• WHAT THE EXERCISE ASKS: Check every line of the data for the word "glyph", and copy those that have it.

··· AVAILABLE RECORDS ···

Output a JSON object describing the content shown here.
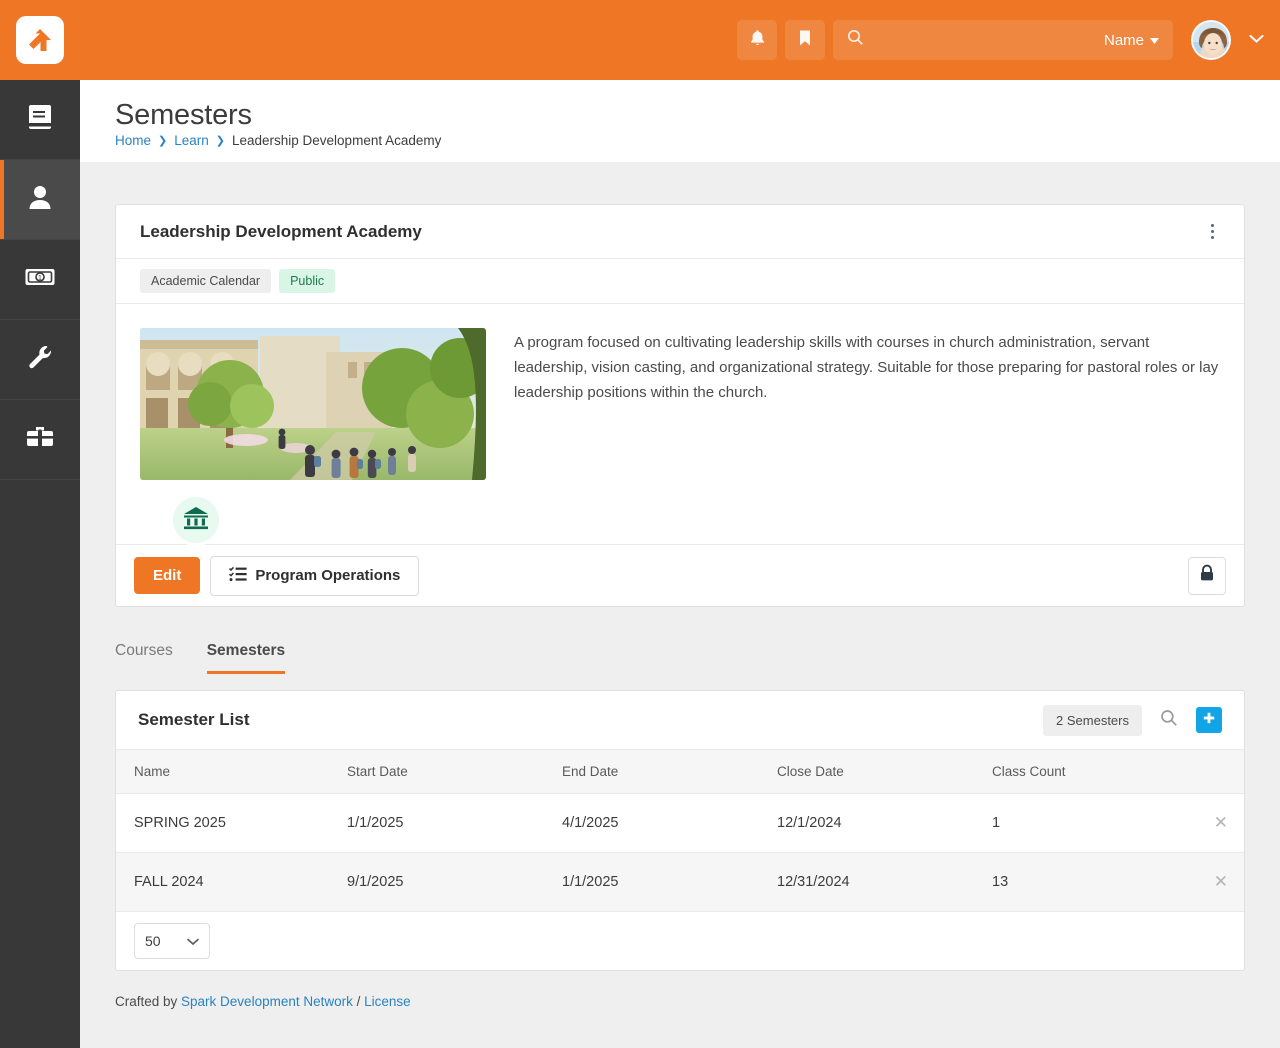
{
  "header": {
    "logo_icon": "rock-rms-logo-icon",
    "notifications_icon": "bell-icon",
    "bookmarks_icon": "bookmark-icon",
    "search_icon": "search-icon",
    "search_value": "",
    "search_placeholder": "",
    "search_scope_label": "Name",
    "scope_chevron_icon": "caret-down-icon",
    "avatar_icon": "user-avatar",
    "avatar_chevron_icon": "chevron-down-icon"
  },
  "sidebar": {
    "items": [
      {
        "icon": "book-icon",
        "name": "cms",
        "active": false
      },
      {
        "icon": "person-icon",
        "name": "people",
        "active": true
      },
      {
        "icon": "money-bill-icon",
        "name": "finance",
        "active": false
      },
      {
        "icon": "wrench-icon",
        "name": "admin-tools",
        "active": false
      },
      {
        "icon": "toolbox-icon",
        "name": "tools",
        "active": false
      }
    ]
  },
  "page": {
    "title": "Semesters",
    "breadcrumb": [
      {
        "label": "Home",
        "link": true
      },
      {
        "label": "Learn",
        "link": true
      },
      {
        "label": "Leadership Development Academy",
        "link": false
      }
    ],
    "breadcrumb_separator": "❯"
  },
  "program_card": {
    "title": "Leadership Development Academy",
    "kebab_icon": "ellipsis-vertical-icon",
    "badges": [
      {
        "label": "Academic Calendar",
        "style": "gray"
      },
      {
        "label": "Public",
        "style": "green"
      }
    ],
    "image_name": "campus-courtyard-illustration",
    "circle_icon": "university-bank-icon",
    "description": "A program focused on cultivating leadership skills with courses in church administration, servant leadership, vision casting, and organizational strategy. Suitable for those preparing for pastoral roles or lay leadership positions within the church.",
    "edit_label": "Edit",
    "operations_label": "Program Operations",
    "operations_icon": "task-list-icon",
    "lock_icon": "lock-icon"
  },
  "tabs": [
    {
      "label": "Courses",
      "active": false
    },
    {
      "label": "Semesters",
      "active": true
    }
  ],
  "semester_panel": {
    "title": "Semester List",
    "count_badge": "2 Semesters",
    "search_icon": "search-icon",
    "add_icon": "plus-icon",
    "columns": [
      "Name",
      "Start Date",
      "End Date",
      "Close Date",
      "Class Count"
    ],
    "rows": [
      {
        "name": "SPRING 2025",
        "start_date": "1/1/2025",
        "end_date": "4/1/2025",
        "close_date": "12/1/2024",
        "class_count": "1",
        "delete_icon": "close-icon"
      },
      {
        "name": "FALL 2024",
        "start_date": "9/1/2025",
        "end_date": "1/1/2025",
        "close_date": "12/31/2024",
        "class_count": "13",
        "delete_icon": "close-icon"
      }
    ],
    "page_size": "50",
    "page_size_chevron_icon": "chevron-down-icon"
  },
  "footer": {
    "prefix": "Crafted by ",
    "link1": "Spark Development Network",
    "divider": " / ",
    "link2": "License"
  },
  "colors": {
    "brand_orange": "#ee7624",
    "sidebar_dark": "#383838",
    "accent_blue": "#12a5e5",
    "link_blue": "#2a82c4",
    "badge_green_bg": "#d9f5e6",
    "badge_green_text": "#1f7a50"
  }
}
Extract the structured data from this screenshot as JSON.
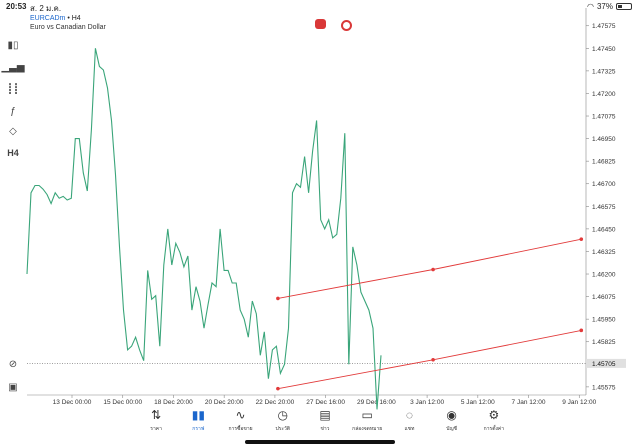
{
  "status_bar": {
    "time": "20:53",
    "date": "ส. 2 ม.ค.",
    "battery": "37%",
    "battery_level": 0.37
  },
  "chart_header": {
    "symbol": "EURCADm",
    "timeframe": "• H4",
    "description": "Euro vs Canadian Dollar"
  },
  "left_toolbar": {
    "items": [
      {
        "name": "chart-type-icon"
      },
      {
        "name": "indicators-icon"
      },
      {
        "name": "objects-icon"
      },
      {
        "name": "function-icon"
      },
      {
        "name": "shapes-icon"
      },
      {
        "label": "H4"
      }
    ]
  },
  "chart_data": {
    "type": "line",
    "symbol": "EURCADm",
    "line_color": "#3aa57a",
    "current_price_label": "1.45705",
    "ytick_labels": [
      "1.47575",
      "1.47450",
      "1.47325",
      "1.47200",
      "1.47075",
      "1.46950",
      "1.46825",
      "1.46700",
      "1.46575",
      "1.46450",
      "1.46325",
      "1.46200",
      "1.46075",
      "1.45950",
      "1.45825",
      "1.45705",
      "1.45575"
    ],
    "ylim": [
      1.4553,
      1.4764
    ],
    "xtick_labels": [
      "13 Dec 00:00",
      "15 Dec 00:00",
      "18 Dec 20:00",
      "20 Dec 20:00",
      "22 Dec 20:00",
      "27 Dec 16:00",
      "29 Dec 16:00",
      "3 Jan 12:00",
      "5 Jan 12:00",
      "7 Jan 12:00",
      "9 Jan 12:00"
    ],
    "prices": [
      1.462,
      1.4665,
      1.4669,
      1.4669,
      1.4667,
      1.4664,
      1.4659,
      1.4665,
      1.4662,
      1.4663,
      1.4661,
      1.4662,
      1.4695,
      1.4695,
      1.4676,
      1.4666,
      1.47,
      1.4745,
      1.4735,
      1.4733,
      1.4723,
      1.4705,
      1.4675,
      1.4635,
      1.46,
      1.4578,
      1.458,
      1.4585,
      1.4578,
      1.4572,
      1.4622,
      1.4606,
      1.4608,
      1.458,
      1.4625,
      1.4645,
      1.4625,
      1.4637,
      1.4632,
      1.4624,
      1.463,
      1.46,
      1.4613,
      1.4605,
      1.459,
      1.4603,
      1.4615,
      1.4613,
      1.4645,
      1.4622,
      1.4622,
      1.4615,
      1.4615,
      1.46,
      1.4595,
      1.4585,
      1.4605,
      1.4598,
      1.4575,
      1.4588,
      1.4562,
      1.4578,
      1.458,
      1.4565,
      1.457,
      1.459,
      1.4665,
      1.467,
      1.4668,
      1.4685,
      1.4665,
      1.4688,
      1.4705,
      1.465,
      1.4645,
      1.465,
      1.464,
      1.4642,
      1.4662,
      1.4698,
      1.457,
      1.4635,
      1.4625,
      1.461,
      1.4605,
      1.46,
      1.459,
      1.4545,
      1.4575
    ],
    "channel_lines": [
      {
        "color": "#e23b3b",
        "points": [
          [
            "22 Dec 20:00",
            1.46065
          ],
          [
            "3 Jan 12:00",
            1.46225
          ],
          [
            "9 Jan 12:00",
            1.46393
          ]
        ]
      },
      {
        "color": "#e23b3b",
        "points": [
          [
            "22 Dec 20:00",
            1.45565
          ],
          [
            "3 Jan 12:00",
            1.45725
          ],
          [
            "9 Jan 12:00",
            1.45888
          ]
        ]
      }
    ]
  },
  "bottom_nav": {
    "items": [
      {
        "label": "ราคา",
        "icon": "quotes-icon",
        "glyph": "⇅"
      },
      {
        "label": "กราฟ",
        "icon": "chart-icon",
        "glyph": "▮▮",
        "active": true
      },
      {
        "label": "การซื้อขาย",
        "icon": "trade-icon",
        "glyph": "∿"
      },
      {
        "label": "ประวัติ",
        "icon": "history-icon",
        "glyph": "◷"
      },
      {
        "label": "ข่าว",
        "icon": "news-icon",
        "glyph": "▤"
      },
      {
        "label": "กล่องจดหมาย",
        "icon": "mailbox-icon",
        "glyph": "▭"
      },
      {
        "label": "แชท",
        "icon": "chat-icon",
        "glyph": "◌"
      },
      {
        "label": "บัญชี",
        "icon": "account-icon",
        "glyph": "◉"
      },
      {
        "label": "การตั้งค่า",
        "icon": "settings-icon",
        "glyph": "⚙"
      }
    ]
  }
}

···

• SOLUTION FOR THIS TASK:
        "glyph": "⇅"
        "glyph": "▮▮",
        "glyph": "∿"
        "glyph": "◷"
        "glyph": "▤"
        "glyph": "▭"
        "glyph": "◌"
        "glyph": "◉"
        "glyph": "⚙"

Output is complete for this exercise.